ORIGINAL FRENCH ARTICLE: Stop!
by Maurice Ulrich
Translated Friday 18 October 2013, by
Alcatel bosses are cynical enough to invoke strategic errors as if, having admitted as much, they could simply turn the page. As the French financial weekly les Échos remarked, “of course Alcatel workers have already paid and will continue to pay for the past errors but still, drastic action had to be taken to save Alcatel from its imminent collapse.”
It will be remembered that the person who made one of the critical choices that misled the group into these straits, its former managing director Serge Tchuruk, went off with a bonus of 5,7 million euros: it was after his decision to purchase (take over) Lucent that that the group ran into heavy losses.
Moral indignation is not enough, though it is justified, and necessary. The obvious lesson is that the economy is too serious a business to be left in the sole hands of the big groups’ CEOs, notwithstanding Mr Gattaz’ wish that Alcatel’s CEOs be given free rein. In other words, if the workforce were given the right to intervene in the management of their firms, the strategic choices to which workers at present so often fall victims would no doubt be less irresponsible than a gamble at a game of poker on the green baize of globalization, and public interest would be far better served.
For the situation of Alcatel, which Secretary of State Fleur Pellerin is said to have been following closely, is indeed a matter of public interest: this latest ( 6th!) redundancy plan can’t have come as a surprise.
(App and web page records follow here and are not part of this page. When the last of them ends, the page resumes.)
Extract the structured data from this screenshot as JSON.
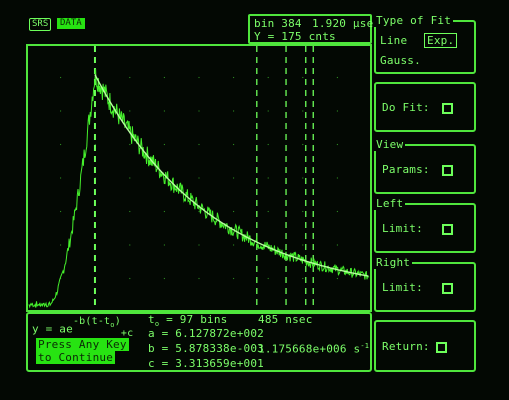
{
  "header": {
    "brand": "SRS",
    "mode": "DATA",
    "cursor_bin": "bin 384",
    "cursor_time": "1.920 μsec",
    "cursor_y": "Y = 175 cnts"
  },
  "fit_panel": {
    "type_title": "Type of Fit",
    "line_label": "Line",
    "exp_label": "Exp.",
    "gauss_label": "Gauss.",
    "do_fit_label": "Do Fit:",
    "view_title": "View",
    "params_label": "Params:",
    "left_title": "Left",
    "left_limit_label": "Limit:",
    "right_title": "Right",
    "right_limit_label": "Limit:",
    "return_label": "Return:"
  },
  "results": {
    "formula_main": "y = ae",
    "formula_exp": "-b(t-t",
    "formula_sub": "o",
    "formula_close": ")",
    "formula_tail": "+c",
    "press_any": "Press Any Key",
    "to_continue": "to Continue",
    "t0_label": "t",
    "t0_sub": "o",
    "t0_value": "= 97 bins",
    "t0_time": "485 nsec",
    "a_line": "a = 6.127872e+002",
    "b_line": "b = 5.878338e-003",
    "b_rate": "1.175668e+006 s",
    "b_rate_exp": "-1",
    "c_line": "c = 3.313659e+001"
  },
  "chart_data": {
    "type": "line",
    "description_series": "decay histogram with exponential fit",
    "x_range_bins": [
      0,
      500
    ],
    "peak_bin": 97,
    "fit": {
      "a": 612.7872,
      "b": 0.005878338,
      "c": 33.13659,
      "t0": 97
    },
    "markers_bins": [
      97,
      335,
      378,
      407,
      418
    ]
  }
}
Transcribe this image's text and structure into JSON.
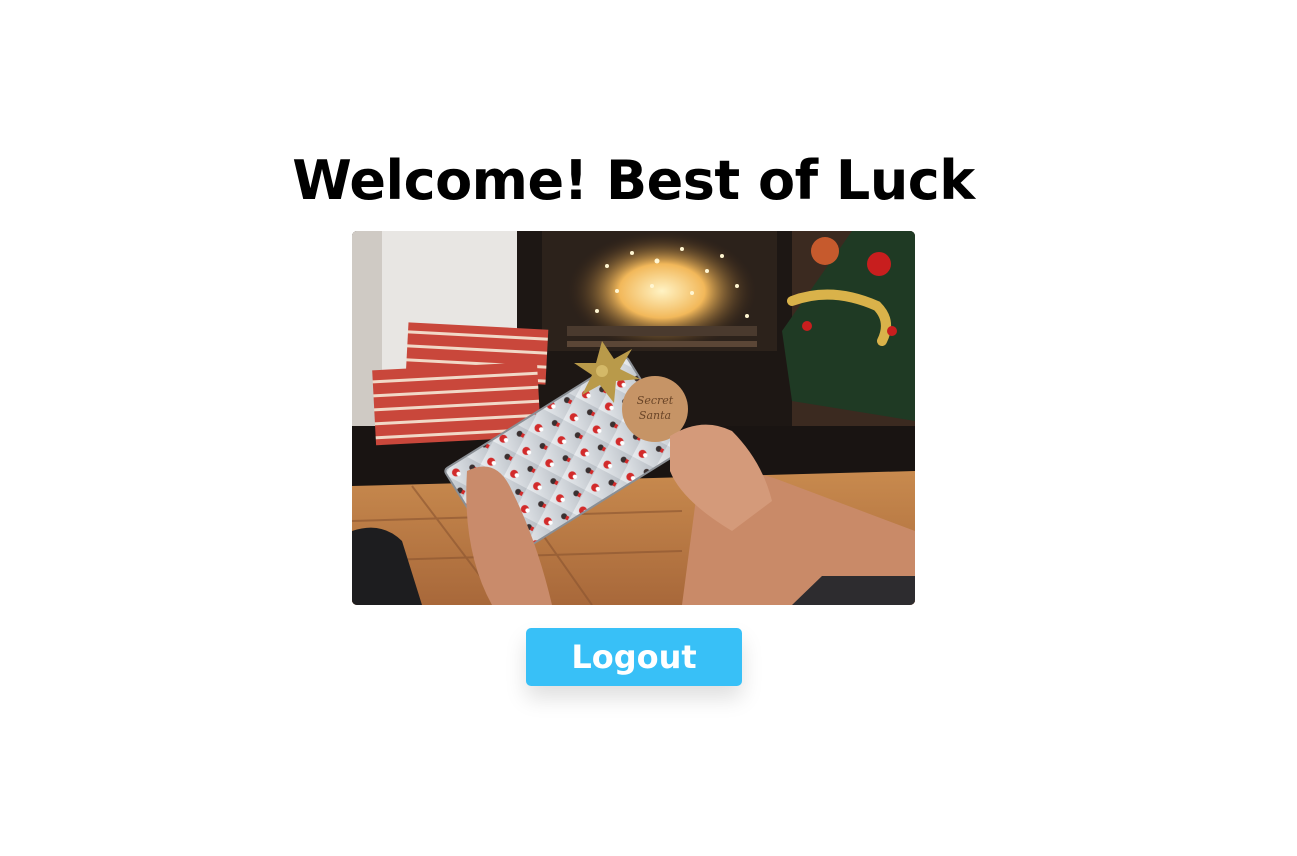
{
  "header": {
    "title": "Welcome! Best of Luck"
  },
  "hero_image": {
    "tag_text": "Secret Santa"
  },
  "actions": {
    "logout_label": "Logout",
    "logout_color": "#38c0f7"
  }
}
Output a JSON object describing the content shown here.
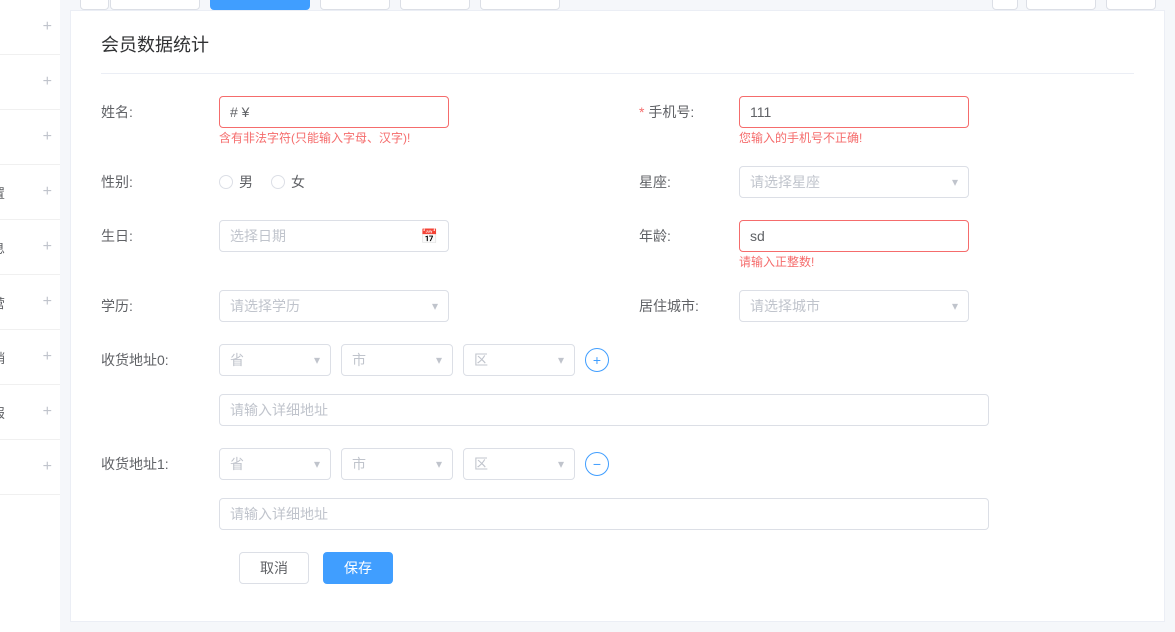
{
  "panel": {
    "title": "会员数据统计"
  },
  "form": {
    "name": {
      "label": "姓名:",
      "value": "# ¥",
      "error": "含有非法字符(只能输入字母、汉字)!"
    },
    "phone": {
      "label": "手机号:",
      "value": "111",
      "error": "您输入的手机号不正确!"
    },
    "gender": {
      "label": "性别:",
      "options": {
        "male": "男",
        "female": "女"
      }
    },
    "constellation": {
      "label": "星座:",
      "placeholder": "请选择星座"
    },
    "birthday": {
      "label": "生日:",
      "placeholder": "选择日期"
    },
    "age": {
      "label": "年龄:",
      "value": "sd",
      "error": "请输入正整数!"
    },
    "education": {
      "label": "学历:",
      "placeholder": "请选择学历"
    },
    "city": {
      "label": "居住城市:",
      "placeholder": "请选择城市"
    },
    "address0": {
      "label": "收货地址0:",
      "province": "省",
      "city": "市",
      "district": "区",
      "detail_placeholder": "请输入详细地址"
    },
    "address1": {
      "label": "收货地址1:",
      "province": "省",
      "city": "市",
      "district": "区",
      "detail_placeholder": "请输入详细地址"
    },
    "buttons": {
      "cancel": "取消",
      "save": "保存"
    }
  }
}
A real tsunami, the CGT calls it.
How come, for instance, that last January Alcatel had to negotiate a loan at the exorbitant and usurious rate of 9% with the US bank Goldman Sachs, without the government intervening in order to find another financial solution? Weren’t banks granted loans in 2008? How come the government allowed Alcatel to pawn its treasure-trove of 29,000 patents with Goldman Sachs to guarantee the loan? The government knew this, having been informed by all the trade unions from the CGT to the CGC: they had rung the alarm bell, had staged demonstrations; the managerial staff union (CGC) even went so far as to demand that the State buy 25% of the group’s capital (despite, it said, its traditional diffidence for that kind of solution).
Suppose the group defaults: who will benefit from the massacre? A relevant question this, for the beneficiary would evidently be Goldman Sachs. And is it not ‘wonderful’ that it is the group’s financial manager, a former manager of Sachs’, precisely, who is currently trying to sell off part of the group’s activities, notably the strategic branch of undersea cables?
At this rate, Alcatel is bound soon to resemble those fierce warriors who, wielding their sabers in defense of their treasure trove, end up cutting off their own limbs. The order of the day is not, as President Hollande suavely said, “to do one’s utmost in order that the redundancy plan be less painful,” nor, as Arnaud Montebourg, Minister for Re-industrialization proposed, to ask the operators to be so kind as to accept to choose Alcatel if they please. What we need is a strong determination to reconquer public sovereignty over a sector that is absolutely strategic, to lay down the foundations for the workers’ active intervention in managerial options. The very first condition being the immediate suspension of the current plan.
The government must say NO.